  • We are delighted to present this fifth edition of the International Telecommunications Union’s (ITU) World Telecommunication Development Report, this year on the theme of mobile cellular communications. The report has been specially prepared for World TELECOM 99, taking place in Geneva, Switzerland (10-17 October 1999).

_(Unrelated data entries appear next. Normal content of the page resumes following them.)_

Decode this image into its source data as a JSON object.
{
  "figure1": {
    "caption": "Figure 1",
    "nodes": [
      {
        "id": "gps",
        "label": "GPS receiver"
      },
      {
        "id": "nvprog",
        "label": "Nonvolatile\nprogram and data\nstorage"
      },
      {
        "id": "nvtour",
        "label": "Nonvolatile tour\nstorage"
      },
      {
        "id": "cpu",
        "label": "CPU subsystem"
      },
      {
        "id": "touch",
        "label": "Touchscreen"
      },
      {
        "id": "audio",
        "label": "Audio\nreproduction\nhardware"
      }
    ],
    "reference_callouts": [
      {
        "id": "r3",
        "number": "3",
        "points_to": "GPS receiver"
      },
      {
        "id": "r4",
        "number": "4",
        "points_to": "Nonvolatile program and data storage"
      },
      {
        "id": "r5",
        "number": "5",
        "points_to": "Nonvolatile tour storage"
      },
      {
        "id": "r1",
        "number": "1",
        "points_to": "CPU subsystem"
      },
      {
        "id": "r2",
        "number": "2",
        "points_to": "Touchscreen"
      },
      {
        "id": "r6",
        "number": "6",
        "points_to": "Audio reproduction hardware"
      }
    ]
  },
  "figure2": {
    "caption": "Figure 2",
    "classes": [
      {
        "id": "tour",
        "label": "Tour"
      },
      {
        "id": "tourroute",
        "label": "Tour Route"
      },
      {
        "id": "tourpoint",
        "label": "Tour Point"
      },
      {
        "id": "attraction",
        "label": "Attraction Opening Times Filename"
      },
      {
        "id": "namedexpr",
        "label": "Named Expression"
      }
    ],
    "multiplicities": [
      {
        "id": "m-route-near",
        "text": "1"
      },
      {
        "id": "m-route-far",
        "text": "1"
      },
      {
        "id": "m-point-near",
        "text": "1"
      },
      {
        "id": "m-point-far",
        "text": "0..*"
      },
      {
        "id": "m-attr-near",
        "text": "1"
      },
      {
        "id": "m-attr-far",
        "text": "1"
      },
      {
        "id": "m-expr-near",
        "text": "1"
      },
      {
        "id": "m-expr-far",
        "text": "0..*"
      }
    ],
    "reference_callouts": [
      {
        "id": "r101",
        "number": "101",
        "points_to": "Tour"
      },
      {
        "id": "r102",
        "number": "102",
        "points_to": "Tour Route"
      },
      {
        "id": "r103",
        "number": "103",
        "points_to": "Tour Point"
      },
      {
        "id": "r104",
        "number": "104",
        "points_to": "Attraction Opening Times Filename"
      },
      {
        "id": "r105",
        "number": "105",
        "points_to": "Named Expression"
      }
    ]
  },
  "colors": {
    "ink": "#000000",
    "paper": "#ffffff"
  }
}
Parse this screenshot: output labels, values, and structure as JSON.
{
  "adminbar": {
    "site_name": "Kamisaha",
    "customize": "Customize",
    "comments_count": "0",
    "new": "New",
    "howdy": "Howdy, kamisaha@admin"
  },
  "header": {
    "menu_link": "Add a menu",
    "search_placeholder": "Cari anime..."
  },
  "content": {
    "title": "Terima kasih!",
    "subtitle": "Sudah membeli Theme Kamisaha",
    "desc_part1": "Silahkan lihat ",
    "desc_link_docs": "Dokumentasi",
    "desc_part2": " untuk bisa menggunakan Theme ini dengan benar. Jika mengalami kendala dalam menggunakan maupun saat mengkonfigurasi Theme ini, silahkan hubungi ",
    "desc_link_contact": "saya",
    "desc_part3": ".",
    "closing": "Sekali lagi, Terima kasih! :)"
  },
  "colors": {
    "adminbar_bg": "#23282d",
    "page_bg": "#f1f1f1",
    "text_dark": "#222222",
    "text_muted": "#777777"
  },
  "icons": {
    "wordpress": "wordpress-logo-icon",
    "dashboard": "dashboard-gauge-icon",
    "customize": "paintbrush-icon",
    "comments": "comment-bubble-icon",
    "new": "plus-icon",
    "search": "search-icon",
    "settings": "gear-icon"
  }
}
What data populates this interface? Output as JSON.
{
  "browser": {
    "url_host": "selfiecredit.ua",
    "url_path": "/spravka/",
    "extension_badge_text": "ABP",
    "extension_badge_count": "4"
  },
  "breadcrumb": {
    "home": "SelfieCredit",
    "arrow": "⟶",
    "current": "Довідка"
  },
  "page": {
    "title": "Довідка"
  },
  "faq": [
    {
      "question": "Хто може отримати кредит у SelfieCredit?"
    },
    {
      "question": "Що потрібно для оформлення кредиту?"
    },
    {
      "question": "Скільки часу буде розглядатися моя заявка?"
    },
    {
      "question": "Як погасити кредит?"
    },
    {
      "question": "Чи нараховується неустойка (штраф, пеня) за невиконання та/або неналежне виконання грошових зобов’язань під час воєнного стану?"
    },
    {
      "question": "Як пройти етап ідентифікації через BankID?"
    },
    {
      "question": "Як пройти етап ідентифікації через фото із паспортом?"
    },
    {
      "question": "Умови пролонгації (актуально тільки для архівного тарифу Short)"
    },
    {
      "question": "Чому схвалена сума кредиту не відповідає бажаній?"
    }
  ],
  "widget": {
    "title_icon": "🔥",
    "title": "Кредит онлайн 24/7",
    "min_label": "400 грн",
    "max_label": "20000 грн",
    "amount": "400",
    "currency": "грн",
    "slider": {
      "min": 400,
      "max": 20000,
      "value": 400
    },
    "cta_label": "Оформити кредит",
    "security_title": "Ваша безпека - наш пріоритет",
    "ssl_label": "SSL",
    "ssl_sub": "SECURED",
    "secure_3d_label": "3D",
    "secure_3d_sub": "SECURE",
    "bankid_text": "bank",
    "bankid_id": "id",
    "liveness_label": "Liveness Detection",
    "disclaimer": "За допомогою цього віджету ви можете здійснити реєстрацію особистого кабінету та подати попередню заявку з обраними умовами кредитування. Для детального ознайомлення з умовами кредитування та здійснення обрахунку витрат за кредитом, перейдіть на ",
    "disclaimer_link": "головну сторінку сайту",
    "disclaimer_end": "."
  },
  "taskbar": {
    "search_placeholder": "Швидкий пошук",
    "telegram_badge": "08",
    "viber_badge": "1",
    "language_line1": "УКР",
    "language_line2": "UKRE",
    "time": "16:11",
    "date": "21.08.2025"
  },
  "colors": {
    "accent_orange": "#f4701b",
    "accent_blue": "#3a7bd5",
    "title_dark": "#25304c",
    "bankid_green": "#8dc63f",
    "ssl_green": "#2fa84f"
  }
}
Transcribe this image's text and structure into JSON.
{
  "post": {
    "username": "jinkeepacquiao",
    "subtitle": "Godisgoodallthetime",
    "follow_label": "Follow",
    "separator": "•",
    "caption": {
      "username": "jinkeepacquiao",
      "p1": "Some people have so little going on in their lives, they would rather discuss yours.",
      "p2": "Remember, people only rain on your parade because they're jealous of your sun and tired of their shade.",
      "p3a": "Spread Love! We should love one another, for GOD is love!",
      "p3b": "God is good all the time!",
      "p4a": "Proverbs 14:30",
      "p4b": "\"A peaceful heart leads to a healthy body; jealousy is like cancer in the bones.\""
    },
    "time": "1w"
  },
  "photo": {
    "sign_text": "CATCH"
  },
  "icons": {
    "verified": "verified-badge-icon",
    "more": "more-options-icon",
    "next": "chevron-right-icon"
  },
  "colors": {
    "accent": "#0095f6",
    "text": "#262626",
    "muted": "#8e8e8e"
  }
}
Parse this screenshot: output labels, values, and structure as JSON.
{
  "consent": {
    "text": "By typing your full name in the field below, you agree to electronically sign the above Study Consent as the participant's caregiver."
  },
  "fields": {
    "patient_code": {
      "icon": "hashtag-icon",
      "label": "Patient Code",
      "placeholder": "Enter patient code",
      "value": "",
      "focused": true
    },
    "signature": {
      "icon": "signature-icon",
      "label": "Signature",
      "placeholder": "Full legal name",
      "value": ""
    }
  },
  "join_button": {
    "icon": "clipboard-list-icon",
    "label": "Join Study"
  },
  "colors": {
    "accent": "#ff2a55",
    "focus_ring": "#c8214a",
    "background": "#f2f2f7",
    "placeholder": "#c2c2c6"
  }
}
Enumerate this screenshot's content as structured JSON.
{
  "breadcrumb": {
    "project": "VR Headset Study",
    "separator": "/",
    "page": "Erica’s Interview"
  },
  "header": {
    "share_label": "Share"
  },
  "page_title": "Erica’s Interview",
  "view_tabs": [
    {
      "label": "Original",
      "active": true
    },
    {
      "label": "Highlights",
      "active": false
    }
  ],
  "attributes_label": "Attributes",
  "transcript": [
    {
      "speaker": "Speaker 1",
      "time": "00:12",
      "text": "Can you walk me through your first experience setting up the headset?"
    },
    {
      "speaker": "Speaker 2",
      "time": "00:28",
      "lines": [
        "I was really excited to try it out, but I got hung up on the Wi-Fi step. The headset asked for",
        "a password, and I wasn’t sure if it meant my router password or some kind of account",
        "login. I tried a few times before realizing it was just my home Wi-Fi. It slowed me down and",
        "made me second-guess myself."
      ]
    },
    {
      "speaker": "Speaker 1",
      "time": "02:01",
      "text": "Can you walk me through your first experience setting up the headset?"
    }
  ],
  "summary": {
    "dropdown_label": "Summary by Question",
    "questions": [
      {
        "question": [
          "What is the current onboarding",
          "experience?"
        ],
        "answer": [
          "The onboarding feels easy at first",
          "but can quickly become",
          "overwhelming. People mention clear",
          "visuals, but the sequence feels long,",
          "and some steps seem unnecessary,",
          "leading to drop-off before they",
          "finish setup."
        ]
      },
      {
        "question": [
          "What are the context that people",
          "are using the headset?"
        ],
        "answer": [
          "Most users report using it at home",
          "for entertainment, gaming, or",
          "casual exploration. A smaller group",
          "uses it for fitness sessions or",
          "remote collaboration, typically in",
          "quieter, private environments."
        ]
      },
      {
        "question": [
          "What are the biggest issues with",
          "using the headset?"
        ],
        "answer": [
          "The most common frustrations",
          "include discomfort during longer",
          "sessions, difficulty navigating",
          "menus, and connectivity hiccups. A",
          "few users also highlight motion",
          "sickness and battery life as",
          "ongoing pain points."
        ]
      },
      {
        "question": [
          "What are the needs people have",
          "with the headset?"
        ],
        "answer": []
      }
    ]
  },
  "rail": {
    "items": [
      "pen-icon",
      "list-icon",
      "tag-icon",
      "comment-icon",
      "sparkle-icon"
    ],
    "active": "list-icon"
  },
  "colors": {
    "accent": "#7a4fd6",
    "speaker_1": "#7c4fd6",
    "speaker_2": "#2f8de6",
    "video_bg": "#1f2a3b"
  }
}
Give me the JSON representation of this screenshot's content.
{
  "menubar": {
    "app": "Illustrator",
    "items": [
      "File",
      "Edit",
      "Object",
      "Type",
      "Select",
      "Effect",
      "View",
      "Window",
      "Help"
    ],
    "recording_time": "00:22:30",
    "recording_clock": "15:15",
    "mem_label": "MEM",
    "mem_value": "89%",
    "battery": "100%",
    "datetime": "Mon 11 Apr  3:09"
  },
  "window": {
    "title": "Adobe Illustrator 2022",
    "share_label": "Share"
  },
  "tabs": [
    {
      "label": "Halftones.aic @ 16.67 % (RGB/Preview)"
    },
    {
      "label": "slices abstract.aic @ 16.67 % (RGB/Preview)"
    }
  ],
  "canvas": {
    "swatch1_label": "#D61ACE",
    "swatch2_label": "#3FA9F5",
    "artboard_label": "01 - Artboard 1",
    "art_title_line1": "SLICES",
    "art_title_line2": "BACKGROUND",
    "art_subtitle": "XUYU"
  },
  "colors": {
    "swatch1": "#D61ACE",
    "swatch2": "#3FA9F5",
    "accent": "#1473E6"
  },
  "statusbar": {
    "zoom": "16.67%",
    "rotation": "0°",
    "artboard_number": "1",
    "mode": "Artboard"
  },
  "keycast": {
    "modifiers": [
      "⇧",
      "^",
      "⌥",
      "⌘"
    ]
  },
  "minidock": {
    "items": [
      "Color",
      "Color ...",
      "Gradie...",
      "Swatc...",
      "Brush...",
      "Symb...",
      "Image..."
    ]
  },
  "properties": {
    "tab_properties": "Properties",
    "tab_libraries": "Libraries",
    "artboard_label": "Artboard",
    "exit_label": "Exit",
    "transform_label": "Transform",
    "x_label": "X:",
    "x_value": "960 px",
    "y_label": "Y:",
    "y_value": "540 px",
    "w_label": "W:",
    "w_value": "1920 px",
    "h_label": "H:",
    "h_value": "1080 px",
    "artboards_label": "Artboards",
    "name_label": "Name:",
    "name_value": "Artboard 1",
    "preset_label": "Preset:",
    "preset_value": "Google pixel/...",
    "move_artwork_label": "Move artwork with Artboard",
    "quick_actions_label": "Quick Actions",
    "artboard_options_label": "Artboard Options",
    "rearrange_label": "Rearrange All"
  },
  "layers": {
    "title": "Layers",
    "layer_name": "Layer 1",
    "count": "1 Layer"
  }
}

  • The history of wireless communications dates back to 1898, when Guglielmo Marconi, transmitted the first wireless message. In the United States, mobile radiophones have been in operation since the early 1920s when the Detroit Police Department started using them in police cars. The British invention of radar (1935) was a significant step forward in understanding higher radio frequency portions of the electromagnetic spectrum. During World War II radiotelephony was further developed for military purposes. In 1946, the first commercial mobile radiotelephone service was tested by Bell Systems in St. Louis, and it was introduced into several US cities by the end of the 1940s. This service was intended to connect mobile users in cars to the public landline network. The system was based on a single powerful transmitter that used signals based on frequency modulation that could cover an area up to some 50 miles (about 80 km) from the transmitter. These FM mobile telephones used the 120 kHz frequency band to transmit voice over a bandwidth of just 3 kHz. In the 1960s, a new mobile telephone system was launched by Bell Systems called the Improved Mobile Telephone Service (IMTS). It brought many improvements, such as full-duplex, direct dialing, and FM channel bandwidth of 25-30 kHz.

  • Regulation of mobile cellular services has tended to be minimal. For instance, fewer than half the countries replying to an ITU questionnaire in 1999 stated that their mobile operators had universal service/access obligations or that their mobile tariffs were regulated. The relative lack of cellular regulation in a number of markets is partly due to regulatory asymmetry where new services are not burdened with regulatory obligations in their early stages of development. This approach has been reinforced by the growing belief that fixed networks have been too regulated, stifling innovation and network growth. Since mobile has developed at a time when this belief has become commonly accepted, regulations have been limited or non-existent. A related factor is that, in some countries, mobile cellular has typically been defined as a value-added service, falling outside the regulatory scope of basic voice telephony. In developing countries, the scarcity of regulatory skills and, in some cases, the absence of an independent regulator, have narrowed the latitude for encouraging mobile operators to enlarge overall accessibility to communications. The question that begs asking is whether mobile cellular has grown so fast because of limited regulation or whether it would grow even more rapidly with more regulation?

  • Mobile service is rarely cheaper than fixed-line telephony. Even in countries where the service is relatively mature, the price of using a mobilephone to make a particular call is generally more expensive than using a fixed-line telephone. However, higher prices appear to have done little to detract from the popularity of mobile service. Indeed, many users make calls on their mobilephone even when they are at home or in the office and could easily make the same call, more cheaply, on a fixed-line telephone. The secret of the attractiveness of mobile pricing can be summed up in one word